--- Given data ---
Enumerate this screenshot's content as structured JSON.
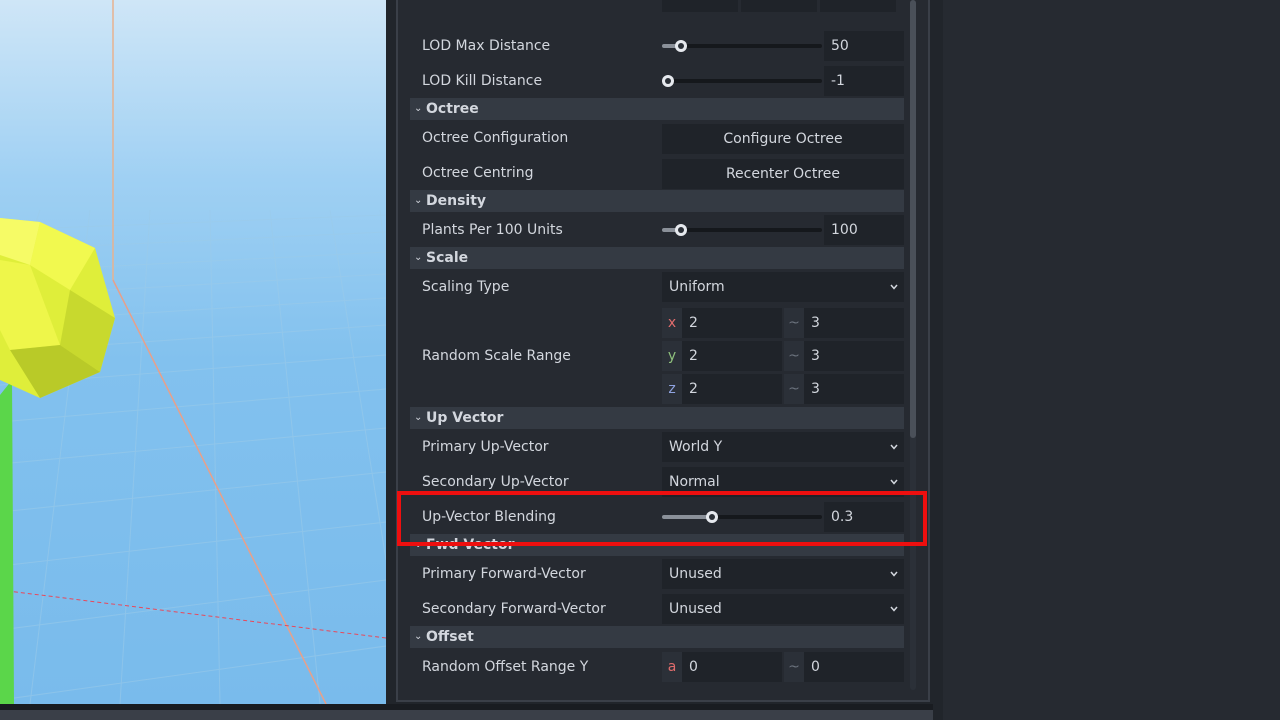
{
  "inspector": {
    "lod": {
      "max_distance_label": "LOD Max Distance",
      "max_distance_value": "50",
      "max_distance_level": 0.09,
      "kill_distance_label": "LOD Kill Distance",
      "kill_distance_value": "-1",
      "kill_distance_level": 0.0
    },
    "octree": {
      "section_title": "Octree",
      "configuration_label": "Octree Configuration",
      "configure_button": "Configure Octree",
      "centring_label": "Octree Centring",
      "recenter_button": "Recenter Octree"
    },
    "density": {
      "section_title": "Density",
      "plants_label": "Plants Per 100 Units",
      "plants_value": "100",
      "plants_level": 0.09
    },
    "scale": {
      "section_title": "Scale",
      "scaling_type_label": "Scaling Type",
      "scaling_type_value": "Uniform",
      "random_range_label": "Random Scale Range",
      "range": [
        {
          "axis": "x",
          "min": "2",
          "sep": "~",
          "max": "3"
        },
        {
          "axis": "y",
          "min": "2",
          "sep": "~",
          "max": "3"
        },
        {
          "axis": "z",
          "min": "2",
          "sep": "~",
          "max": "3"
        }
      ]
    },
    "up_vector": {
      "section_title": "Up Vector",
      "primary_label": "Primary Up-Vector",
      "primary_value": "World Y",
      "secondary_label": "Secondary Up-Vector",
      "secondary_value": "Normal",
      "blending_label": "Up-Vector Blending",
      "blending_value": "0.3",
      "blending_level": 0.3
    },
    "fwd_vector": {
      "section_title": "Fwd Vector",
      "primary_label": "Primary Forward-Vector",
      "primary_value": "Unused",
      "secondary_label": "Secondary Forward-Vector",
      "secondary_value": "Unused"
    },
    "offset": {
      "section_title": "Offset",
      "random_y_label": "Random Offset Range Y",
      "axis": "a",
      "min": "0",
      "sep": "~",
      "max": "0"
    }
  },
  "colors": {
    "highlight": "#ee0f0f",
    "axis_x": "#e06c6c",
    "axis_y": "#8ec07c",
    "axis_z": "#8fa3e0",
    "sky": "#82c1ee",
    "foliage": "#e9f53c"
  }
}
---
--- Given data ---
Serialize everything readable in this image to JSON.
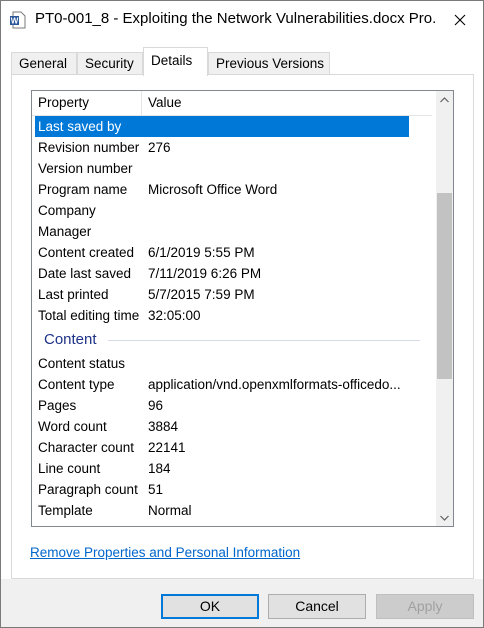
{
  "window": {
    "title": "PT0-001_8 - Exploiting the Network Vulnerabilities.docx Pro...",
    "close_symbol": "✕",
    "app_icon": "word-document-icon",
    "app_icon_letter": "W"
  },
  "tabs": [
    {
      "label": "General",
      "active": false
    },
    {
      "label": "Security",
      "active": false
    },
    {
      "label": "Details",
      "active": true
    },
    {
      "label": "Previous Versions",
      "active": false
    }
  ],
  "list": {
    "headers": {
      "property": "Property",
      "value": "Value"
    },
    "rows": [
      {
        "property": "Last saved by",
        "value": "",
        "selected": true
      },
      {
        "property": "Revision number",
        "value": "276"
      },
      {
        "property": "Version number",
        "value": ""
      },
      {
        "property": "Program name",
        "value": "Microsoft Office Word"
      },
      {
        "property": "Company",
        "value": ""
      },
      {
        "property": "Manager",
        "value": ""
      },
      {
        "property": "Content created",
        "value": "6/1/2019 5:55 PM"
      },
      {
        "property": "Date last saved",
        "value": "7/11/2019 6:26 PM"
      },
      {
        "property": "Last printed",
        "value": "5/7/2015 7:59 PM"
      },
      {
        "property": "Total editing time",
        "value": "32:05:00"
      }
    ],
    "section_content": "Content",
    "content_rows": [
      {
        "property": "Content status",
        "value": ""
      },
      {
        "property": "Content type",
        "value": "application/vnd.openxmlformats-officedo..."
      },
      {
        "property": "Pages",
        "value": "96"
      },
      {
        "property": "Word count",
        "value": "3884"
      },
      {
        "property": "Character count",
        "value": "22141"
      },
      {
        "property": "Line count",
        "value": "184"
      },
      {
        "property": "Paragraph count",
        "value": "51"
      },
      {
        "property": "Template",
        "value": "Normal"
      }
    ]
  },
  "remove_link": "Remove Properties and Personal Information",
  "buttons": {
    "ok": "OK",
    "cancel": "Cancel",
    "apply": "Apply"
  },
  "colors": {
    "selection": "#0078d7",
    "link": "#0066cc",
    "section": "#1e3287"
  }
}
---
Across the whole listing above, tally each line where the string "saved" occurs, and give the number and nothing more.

2